As New York Yankees right fielder Aaron Judge continues to slump throughout the second half, we break down the root of the problem.
When the first half of the 2017 season reached its conclusion, New York Yankees rookie sensation Aaron Judge had left his mark on the sport as a phenomenon.
The 6-foot-7 slugger led the major leagues with a 198 wRC+, led the league in WAR by 1.2 and joined Roger Maris, Babe Ruth and Alex Rodriguez as the only Yankee hitters to ever hit 30 or more home runs in the first half of a season. It was beyond remarkable.
With that said, his encore presentation has been a total dud. In 83 plate appearances, Judge owns a strikeout rate of 34.9 percent and is slashing .164/.313/.343. He has also struck out in 21-straight games dating back to July 8 — the longest streak with at least one strikeout by a Yankee hitter since 2000.
A regression was expected — by just looking at his BABIP of .426 in the first half — but the frontrunner for American League Rookie of the Year looks like the .179 hitter he was in 2016.
But what happened? It seemed like Judge turned a corner from the bright-eyed, inexperienced rookie he was a year ago. After taking the league by storm, why has he fallen back into the pit? Oddly enough, it’s the same reason behind what buried him back then.

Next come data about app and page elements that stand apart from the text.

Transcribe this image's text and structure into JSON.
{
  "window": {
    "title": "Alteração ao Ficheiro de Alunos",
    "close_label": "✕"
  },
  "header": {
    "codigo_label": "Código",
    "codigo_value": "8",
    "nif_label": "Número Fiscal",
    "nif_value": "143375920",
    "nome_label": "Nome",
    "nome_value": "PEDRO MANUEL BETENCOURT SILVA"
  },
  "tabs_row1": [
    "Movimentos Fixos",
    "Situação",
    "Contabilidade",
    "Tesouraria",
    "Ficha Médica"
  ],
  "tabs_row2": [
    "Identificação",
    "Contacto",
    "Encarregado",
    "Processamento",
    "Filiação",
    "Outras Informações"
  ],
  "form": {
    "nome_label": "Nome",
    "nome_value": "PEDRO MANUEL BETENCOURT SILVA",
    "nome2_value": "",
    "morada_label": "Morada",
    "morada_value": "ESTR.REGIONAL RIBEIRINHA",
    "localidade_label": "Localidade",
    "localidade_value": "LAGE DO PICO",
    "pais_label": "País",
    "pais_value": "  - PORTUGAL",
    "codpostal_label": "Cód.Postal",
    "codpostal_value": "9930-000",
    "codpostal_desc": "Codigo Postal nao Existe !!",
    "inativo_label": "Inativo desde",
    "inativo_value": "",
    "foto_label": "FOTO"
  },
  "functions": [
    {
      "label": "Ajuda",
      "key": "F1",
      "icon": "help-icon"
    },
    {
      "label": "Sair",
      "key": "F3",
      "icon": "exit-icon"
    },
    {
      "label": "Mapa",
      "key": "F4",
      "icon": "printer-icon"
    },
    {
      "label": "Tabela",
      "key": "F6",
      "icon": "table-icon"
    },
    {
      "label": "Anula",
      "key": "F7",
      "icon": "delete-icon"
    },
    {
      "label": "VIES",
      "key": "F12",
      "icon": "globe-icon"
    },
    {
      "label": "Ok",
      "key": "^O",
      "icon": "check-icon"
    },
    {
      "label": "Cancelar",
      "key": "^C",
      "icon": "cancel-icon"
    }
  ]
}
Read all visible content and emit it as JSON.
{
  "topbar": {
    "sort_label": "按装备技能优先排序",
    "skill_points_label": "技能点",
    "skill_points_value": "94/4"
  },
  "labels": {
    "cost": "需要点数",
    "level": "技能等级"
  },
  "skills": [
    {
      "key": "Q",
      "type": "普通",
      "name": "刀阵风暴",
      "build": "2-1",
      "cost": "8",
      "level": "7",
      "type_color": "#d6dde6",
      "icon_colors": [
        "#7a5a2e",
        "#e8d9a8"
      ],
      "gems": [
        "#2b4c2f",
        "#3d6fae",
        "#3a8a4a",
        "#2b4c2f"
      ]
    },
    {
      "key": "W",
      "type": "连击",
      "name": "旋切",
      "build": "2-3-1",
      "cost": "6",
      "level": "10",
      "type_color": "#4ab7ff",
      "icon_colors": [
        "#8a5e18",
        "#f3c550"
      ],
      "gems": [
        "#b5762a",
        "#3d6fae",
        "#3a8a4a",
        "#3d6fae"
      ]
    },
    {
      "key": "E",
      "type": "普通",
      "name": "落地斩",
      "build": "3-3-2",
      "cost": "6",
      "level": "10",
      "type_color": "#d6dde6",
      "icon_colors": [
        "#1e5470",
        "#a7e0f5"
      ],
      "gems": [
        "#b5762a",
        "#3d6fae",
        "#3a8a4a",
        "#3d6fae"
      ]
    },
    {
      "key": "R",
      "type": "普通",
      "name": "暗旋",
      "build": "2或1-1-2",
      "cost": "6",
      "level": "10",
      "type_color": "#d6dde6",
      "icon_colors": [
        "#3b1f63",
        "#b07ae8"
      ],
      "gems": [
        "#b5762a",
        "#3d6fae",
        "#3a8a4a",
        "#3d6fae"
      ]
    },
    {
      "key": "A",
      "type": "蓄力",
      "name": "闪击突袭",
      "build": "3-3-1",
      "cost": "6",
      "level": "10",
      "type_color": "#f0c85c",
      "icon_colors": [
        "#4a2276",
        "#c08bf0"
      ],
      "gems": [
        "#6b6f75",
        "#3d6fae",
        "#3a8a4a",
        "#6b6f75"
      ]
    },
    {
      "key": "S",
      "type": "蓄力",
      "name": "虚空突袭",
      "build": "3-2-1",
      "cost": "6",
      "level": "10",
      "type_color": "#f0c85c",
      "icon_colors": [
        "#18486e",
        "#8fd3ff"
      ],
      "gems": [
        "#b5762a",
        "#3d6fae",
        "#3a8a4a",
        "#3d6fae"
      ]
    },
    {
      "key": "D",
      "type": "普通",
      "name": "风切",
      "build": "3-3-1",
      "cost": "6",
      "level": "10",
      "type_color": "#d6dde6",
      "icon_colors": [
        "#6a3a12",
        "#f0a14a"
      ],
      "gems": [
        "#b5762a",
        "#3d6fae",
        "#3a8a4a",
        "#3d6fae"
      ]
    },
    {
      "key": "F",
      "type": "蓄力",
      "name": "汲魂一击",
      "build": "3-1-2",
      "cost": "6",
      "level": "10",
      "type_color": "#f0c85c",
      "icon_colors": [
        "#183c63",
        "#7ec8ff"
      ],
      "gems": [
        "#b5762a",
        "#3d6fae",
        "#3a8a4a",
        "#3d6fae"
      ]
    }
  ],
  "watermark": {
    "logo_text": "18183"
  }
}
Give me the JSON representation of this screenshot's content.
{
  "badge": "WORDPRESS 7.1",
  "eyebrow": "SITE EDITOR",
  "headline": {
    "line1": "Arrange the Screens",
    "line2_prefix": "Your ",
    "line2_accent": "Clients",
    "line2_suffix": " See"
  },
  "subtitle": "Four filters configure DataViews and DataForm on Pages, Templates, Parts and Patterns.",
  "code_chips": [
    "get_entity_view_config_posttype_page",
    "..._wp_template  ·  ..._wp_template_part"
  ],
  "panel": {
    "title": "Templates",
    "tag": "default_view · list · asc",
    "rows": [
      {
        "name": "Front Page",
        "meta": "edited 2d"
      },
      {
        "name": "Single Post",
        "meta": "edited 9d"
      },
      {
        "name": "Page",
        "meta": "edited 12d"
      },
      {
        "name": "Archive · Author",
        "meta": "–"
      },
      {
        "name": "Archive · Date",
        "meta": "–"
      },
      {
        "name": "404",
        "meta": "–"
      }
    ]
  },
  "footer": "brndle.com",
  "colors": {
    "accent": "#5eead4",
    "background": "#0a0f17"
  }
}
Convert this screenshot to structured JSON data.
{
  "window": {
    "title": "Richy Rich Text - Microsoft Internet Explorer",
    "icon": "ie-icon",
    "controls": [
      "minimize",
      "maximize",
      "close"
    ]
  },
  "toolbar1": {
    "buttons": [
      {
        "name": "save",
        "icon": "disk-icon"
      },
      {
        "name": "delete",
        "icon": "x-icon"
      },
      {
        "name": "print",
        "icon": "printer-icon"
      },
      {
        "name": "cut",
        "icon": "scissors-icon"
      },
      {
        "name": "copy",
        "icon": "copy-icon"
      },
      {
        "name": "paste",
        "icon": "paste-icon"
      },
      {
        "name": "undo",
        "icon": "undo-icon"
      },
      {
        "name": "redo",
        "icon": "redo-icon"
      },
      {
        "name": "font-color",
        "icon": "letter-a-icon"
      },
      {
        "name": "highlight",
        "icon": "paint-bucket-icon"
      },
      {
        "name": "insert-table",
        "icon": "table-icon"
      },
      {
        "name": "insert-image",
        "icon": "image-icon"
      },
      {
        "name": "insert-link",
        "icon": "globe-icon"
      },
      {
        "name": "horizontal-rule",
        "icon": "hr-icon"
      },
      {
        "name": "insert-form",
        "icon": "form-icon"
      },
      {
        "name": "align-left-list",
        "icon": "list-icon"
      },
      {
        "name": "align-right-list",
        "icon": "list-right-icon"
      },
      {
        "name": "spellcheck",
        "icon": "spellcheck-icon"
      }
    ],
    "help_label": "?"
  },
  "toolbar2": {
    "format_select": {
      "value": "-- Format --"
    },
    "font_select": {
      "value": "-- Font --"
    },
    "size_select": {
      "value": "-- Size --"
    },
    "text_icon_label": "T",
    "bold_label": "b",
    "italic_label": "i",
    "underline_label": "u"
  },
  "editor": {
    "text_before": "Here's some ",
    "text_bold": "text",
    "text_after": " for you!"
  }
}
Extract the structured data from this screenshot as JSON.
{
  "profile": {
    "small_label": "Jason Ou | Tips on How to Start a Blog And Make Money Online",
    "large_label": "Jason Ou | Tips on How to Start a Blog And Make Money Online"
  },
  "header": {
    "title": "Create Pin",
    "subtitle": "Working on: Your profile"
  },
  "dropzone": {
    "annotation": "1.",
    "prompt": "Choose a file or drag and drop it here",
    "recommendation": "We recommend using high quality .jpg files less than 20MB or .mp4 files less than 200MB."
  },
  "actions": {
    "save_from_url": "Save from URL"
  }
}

Pitch recognition was a major issue when he first took the stage and while it seems to affect him during his contemporary slump, it starts from his unaggressiveness, if you will.
During the second half, there are a ton of called strikes on Judge right down the pipe and in his wheelhouse. Pitches that should be heading toward the StatCast record book is instead forcing the monstrous slugger to take a seat in the dugout:
Being caught in-between like this and losing your aggressive approach could be caused from a ton of other aspects. One is how pitchers, according to the data provided by Texas Leaguers, are changing their approach.
In the first half of the 2017 season, 54.4 percent of first pitch pitches were either a two-seam or four-seam fastball. 18.6 percent of first-pitch pitches were sliders, 8.6 percent were changeups and 7.8 percent were curveballs. Judge’s “stay-centered” approach works perfectly here, as more often than not, he knows he’s getting the hard stuff to kick-off an at-bat.
This also goes hand-in-hand with his discipline. He knows what he’s looking for before he gets up to the dish. Therefore, there’s no sense chasing all the junk, especially when he successfully distinguishes pitches.
For example, the home run that tied Joe DiMaggio for the Yankees’ rookie home run record was a prototypical Judge home run. First pitch was a 92 MPH fastball up in the zone from Marco Estrada. He stayed square and launched the ball right where it needed to go: right-center field and into the Yankees’ bullpen.
As the calendar of the season switched to the second half, however, pitchers changed their approach. 29.3 percent of first pitches this half have been sliders and while this is a small sample size, it’s evidently throwing Judge’s approach off. It has him guessing.
Regardless of the first pitch being thrown, not being able to capitalize on pitches over the heart of the plate (as the graphic above shows) means he’s missing allowed a ton strikes he should have squared up go by which does exactly what doomed him last season: put him in breaking ball friendly counts.
It’s been firmly established now that strikeouts will always be high thanks to his uncertain pitch recognition. His chase rate (swings at pitches outside the zone) has jumped from 24.1 percent to 30.6 percent.
Judge’s walk rate is in very good shape, but managing the strike zone and forcing pitchers to throw strikes has always been an issue up until his torrid start to 2017. It’s reared it’s ugly head again and it all starts with missing hittable pitches. He even touched on this via Randy Miller of NJ.com:
“I’m just missing my pitch. If you get your pitch, you can’t miss it … especially in this league. That’s the only difference I’m seeing. I’m not capitalizing on it. When that happens, you get down 0-1, 0-2 and you start swinging at their best pitch. So I’ve got to make an adjustment and get ready for my pitch and not miss it.”
Judge knows the issue. The data backs it up. Not taking advantage of what’s handed to him has made him more exposed to nasty breaking stuff later in counts, but there’s one more point to be made here: his batting average on balls in play sits at .200 this half — unsustainably low.
Just like his insane BABIP of .400+ was unsustainable in the first half, it’s hard to maintain one close to .200. Balls will eventually start falling for Judge, he’ll eventually pounce on a few fastballs again to regain his confidence and eventually this slump will subside.
No matter what he accomplished over the first few months of the season, he’s still human. Asking for the second Mike Trout or Babe Ruth reborn is asking too much of the 24-year-old and history tells us he may not reach that level again — or maintain that throughout 162 games. There is, however, a happy medium to be found.
It’s somewhere between the Mendoza line and perennial MVP candidate and that’s where Aaron Judge will eventually land if he can channel his earlier approach to a consistent level.